The fine guest soloist was British baritone Roderick Williams, tackling thematically related cantatas by Telemann and Bach. Through dint of artistry and expressiveness, Williams has joined the league of iconic British singers who have met with international critical and public success despite a voice that one would not call remarkable in either timbre or volume. A long tradition, this company would for me include Peter Pears, John Shirley-Quirk — perhaps the artist Williams most resembles in range, repertory and artistic profile — Robert Tear, and Ian Partridge. All of these singers are justly esteemed, and I for one especially treasure Partridge’s recordings. Some contemporary tenors who fall into a similar category — Ian Bostridge and Mark Padmore — have a cult status and garner positive reviews that utterly elude me.

Liliko Maeda was soloist on clarion transverse flute.

By contrast with their telegraphed “brilliance,” Williams wears his intelligent artistry lightly, and vocally is always pleasant to hear, sometimes more. Heard in Telemann and Bach’s demanding arias, he wielded with considerable dynamic skill and ease in divisions and ornaments a lightish voice of slightly grainy timbre at full volume but well focused in quiet phrases. The recitatives, declaimed with admirably keen but never forced accentuation of key words, showed a pliable upper register that can take on a tenor-like resonance when he wishes it to.

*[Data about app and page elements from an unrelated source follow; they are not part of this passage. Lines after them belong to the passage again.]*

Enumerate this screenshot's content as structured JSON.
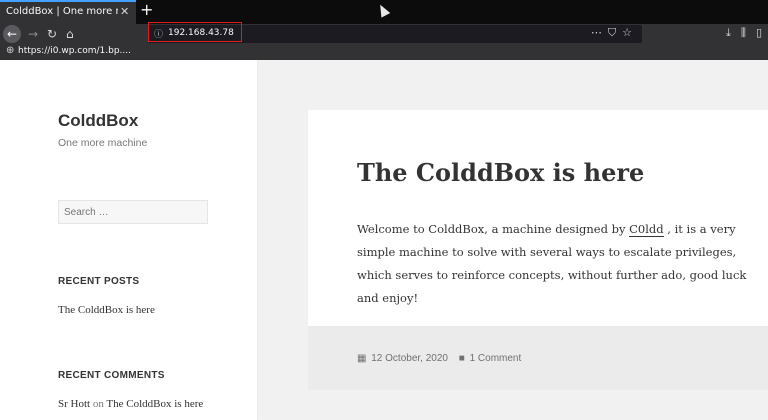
{
  "browser": {
    "tab_title": "ColddBox | One more machine",
    "tab_close": "✕",
    "new_tab": "+",
    "url": "192.168.43.78",
    "status_url": "https://i0.wp.com/1.bp....",
    "icons": {
      "back": "back-arrow-icon",
      "forward": "forward-arrow-icon",
      "reload": "reload-icon",
      "home": "home-icon",
      "info": "info-icon",
      "more": "ellipsis-icon",
      "pocket": "pocket-icon",
      "bookmark": "star-icon",
      "download": "download-icon",
      "library": "library-icon",
      "sidebar": "sidebar-icon",
      "globe": "globe-icon"
    },
    "colors": {
      "chrome": "#323234",
      "highlight": "#e21b1b",
      "active_tab": "#45a1ff"
    }
  },
  "sidebar": {
    "site_title": "ColddBox",
    "site_description": "One more machine",
    "search_placeholder": "Search …",
    "recent_posts_title": "RECENT POSTS",
    "recent_posts": [
      "The ColddBox is here"
    ],
    "recent_comments_title": "RECENT COMMENTS",
    "recent_comment": {
      "author": "Sr Hott",
      "on": "on",
      "post": "The ColddBox is here"
    }
  },
  "post": {
    "title": "The ColddBox is here",
    "body_before": "Welcome to ColddBox, a machine designed by ",
    "author_link": "C0ldd",
    "body_after": " , it is a very simple machine to solve with several ways to escalate privileges, which serves to reinforce concepts, without further ado, good luck and enjoy!",
    "date": "12 October, 2020",
    "comments": "1 Comment"
  }
}
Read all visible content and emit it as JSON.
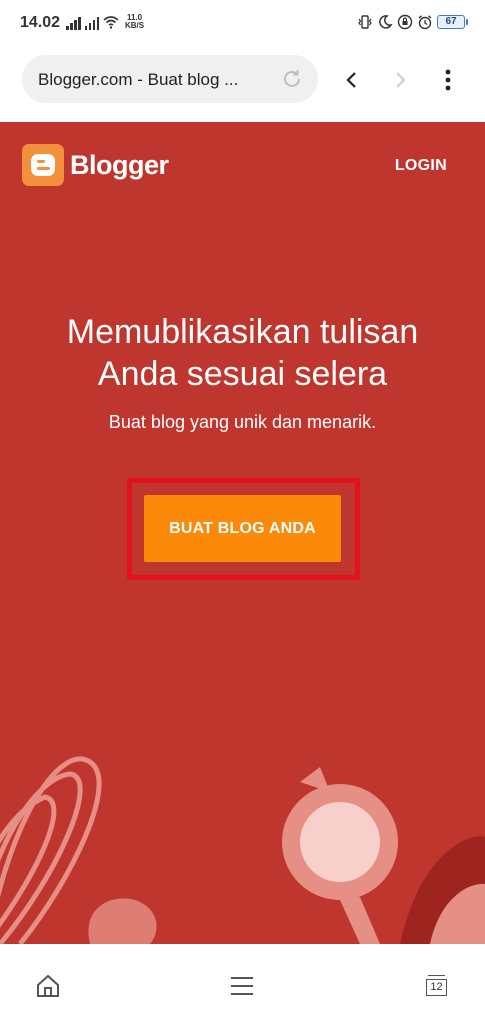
{
  "status_bar": {
    "time": "14.02",
    "net_speed_value": "11.0",
    "net_speed_unit": "KB/S",
    "battery_level": "67",
    "icons": [
      "signal-icon",
      "signal-icon",
      "wifi-icon",
      "vibrate-icon",
      "moon-icon",
      "lock-rotation-icon",
      "alarm-icon",
      "battery-icon"
    ]
  },
  "browser": {
    "url_text": "Blogger.com - Buat blog ...",
    "icons": [
      "reload-icon",
      "back-icon",
      "forward-icon",
      "more-vert-icon"
    ]
  },
  "page": {
    "brand_name": "Blogger",
    "login_label": "LOGIN",
    "hero_title_line1": "Memublikasikan tulisan",
    "hero_title_line2": "Anda sesuai selera",
    "hero_subtitle": "Buat blog yang unik dan menarik.",
    "cta_label": "BUAT BLOG ANDA",
    "colors": {
      "background": "#bf362f",
      "cta": "#fb8a0b",
      "highlight": "#e3121e",
      "logo": "#f4903c"
    }
  },
  "bottom_nav": {
    "tabs_count": "12",
    "icons": [
      "home-icon",
      "menu-icon",
      "tabs-icon"
    ]
  }
}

In operatic terms, his gifts suit Mozart’s Papageno and Masetto and Britten roles like Billy Budd and Peter Grimes’ Ned Keene. He also specializes in contemporary works, song literature, and, as here, sacred concert works. In phrasing, agility, and breath control, he handled both Baroque composers’ writing adroitly; occasionally, the very lowest notes in the arias projected with less resonance than the rest, but this was hardly a major fault when set against the clarity and — again — artistic intelligence of his presentation of both the musical and verbal text. The most beautiful vocal passage all afternoon was his hushed traversal of the final verse of “Schlummert ein” from Bach’s Ich habe genug, BWV 82.

Baritone Roderick Williams sang Bach and Telemann arias with the Bach Collegium Japan.

In programming terms, it proved salutary to hear that thrice-familiar (if stunning) cantata dating from 1727 after experiencing Telemann’s very different Der am Ölberg zagende Jesus, treating on Christ’s agony in the garden of Gethsemane on the Mount of Olives. The cantata, has two “voices”: a narrator who relates — starting in a tense arioso accompagnato — and eventually (in the third and final aria) expounds on and embraces the meaning of Christ’s sacrifice, and also, in the first two arias, Christ himself. The slow, despairing “Ich bin betrübt bis in den Tod,” with a fair amount of sustained singing, is more akin to Bach, but it’s rather surprising how upbeat Telemann’s setting gets in the da capo aria “Mein Vater!” in which Christ implores that the cup of sorrow pass. Williams differentiated the two personas and sang with due dignity and fluid tone.

As an encore, all of the participants returned to the stage for the exuberant “Lasset dem Höchstein ein Danklied erschallen” from Bach’s Easter cantata Erfreut euch, ihr Herzen, BWV 66, unleashing coloratura flourishes from Williams and streams of joyful sounds from Maeda and San’nomiya.